Salk Institute for Biological Studies Ronald Mark Evans Metabolically-driven epigenetic changes in iPSC reprogramming $1,491,900
University of California, San Diego Dr. Dianne McKay Role of intracytoplasmic pattern recognition receptors in HSC engraftment $615,639
Stanford University Dr. Gary Steinberg Paracrine and synaptic mechanisms underlying neural stem cell-mediated stroke recovery $1,178,370
University of California, San Diego Christian Metallo Metabolic regulation of cardiac differentiation and maturation $1,124,834
University of California, Los Angeles Dr Samantha J Butler Ph.D. Assessing the mechanism by which the Bone Morphogenetic Proteins direct stem cell fate $515,730
Cedars-Sinai Medical Center Paul W Noble Innate Immune Regulation of Lung Alveolar Stem Cell Renewal in Mouse and Man $617,662
Gladstone Institutes, J. David Sheng Ding PhD A novel druggable mechanism to safeguard stem cell genome $1,294,495
University of California, San Francisco Dr. Mark S. Anderson Generation of a functional thymus to induce immune tolerance to stem cell derivatives $1,191,000
University of California, Irvine Dr. Lisa A Flanagan Molecular basis of plasma membrane characteristics reflecting stem cell fate potential $994,108
University of California, San Diego Maike Sander Defining links between chromatin state and developmental competence $1,050,300
University of Southern California Dr. Denis A Evseenko Dr. Promoting survival and countering hypertrophy of pluripotent stem cell (PSC)-derived chondrocytes $735,138
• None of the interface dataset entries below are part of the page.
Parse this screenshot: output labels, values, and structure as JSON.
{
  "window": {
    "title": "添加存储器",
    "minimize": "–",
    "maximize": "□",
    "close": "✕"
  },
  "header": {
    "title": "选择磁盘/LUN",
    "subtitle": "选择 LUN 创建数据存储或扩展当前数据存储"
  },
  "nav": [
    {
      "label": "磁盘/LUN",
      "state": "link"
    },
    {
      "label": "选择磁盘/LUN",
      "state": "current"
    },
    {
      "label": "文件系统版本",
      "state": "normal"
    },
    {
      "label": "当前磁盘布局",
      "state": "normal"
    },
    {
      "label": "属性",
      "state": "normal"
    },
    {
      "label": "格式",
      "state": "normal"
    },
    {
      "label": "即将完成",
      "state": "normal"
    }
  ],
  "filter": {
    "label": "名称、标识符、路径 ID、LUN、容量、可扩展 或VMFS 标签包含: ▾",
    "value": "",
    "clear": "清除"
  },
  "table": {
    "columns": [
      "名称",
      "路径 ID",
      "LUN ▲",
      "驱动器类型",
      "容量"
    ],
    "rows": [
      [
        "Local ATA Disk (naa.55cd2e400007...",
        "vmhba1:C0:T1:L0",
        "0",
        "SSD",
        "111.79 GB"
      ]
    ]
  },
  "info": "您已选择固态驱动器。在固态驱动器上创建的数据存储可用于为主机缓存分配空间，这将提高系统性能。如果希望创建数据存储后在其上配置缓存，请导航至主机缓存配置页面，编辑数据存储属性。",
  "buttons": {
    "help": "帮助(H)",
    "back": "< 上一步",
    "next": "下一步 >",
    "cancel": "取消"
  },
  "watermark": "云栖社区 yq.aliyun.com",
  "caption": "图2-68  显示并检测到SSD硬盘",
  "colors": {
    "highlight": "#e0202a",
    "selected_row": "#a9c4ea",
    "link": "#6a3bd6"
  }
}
University of California, Los Angeles Dr. Denis A Evseenko Dr. Promoting survival and countering hypertrophy of pluripotent stem cell (PSC)-derived chondrocytes $411,330
University of California, San Diego Miles F Wilkinson New Regulators of Spermatogonial Stem Cells: RHOX Homeobox Transcription Factors $552,811
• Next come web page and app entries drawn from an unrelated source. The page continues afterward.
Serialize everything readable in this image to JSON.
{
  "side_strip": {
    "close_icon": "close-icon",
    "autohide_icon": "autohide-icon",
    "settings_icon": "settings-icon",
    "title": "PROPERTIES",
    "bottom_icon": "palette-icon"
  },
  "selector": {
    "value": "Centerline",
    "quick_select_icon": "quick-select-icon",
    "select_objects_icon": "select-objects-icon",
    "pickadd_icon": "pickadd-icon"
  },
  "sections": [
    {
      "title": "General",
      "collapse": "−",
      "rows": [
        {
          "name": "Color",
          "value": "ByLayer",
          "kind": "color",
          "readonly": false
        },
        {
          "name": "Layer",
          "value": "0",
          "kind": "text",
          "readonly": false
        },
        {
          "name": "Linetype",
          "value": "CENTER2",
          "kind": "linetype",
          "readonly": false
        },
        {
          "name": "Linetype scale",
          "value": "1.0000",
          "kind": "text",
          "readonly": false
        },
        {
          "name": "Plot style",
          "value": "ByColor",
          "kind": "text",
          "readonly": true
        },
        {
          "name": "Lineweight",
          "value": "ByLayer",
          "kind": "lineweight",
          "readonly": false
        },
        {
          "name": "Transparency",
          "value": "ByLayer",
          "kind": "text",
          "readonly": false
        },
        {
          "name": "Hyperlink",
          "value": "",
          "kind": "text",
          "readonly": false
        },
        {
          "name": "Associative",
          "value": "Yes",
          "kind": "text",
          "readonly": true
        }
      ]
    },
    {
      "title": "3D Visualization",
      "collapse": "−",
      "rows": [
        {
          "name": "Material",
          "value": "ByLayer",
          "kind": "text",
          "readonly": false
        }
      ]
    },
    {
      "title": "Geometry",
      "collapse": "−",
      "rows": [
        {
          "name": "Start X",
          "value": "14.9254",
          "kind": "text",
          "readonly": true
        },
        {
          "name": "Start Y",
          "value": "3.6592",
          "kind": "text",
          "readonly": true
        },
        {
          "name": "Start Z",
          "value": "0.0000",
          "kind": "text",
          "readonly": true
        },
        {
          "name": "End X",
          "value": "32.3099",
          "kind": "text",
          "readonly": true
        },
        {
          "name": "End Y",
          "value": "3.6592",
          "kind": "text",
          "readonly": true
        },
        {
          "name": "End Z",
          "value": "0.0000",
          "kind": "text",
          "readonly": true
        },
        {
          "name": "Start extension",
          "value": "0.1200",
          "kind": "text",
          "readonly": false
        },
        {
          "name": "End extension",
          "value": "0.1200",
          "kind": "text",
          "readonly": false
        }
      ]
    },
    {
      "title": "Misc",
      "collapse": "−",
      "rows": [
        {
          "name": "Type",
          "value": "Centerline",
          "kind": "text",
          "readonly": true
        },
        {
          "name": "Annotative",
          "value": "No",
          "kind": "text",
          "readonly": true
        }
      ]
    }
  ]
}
University of California, Los Angeles Dr. Lili Yang Differentiation of Human Hematopoietic Stem Cells into iNKT Cells $614,400
University of California, San Diego Dr. Cornelis Murre Epigenetic mechanisms that enforce pluripotency in embryonic stem cells $1,160,997
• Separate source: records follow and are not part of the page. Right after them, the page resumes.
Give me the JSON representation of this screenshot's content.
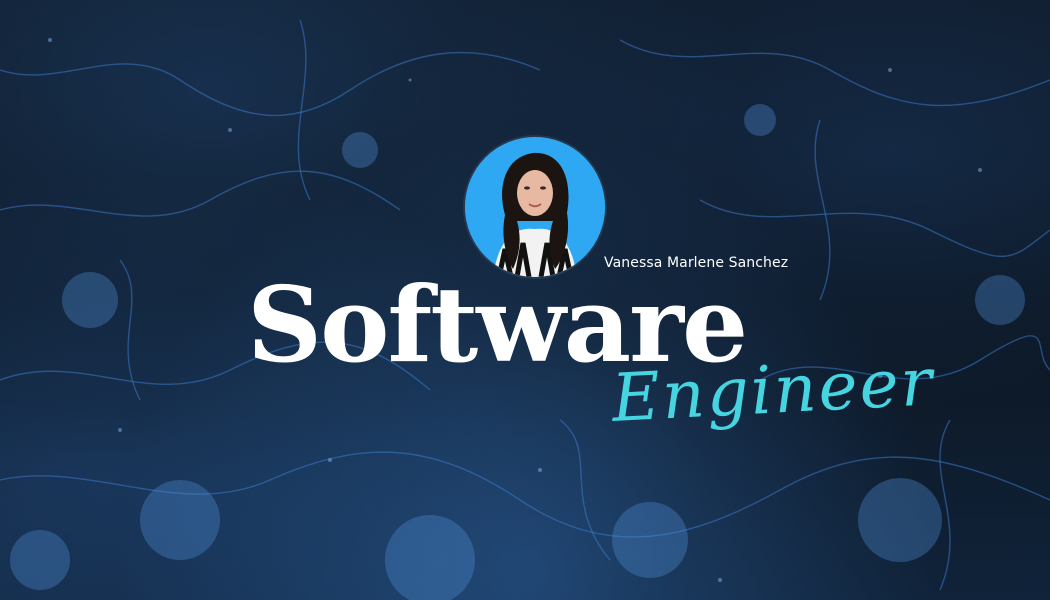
{
  "banner": {
    "person_name": "Vanessa Marlene Sanchez",
    "headline": "Software",
    "subheadline": "Engineer",
    "colors": {
      "background": "#0c1622",
      "texture": "#3b78c4",
      "headline": "#ffffff",
      "subheadline": "#45d4e0",
      "avatar_background": "#2ea8f2"
    },
    "avatar": {
      "icon": "profile-photo"
    }
  }
}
University of California, San Diego Dr. Wei Wang Systems-level discovery of the regulatory mechanisms directing differentiation of hESC $1,161,000
University of California, San Diego Dr. Lawrence S. B. Goldstein Elucidating pathways from hereditary Alzheimer mutations to pathological tau phenotypes $1,050,300
University of California, San Diego Dr. David A. Cheresh CD61-driven stemness program in epithelial cancer $1,161,000
University of California, Berkeley Dr. Andrew Dillin A Requirement for Protein Homeostasis in the Mediation of Stem Cell Health $1,034,100
Stanford University Xinnan Wang Misregulated Mitophagy in Parkinsonian Neurodegeneration $1,174,943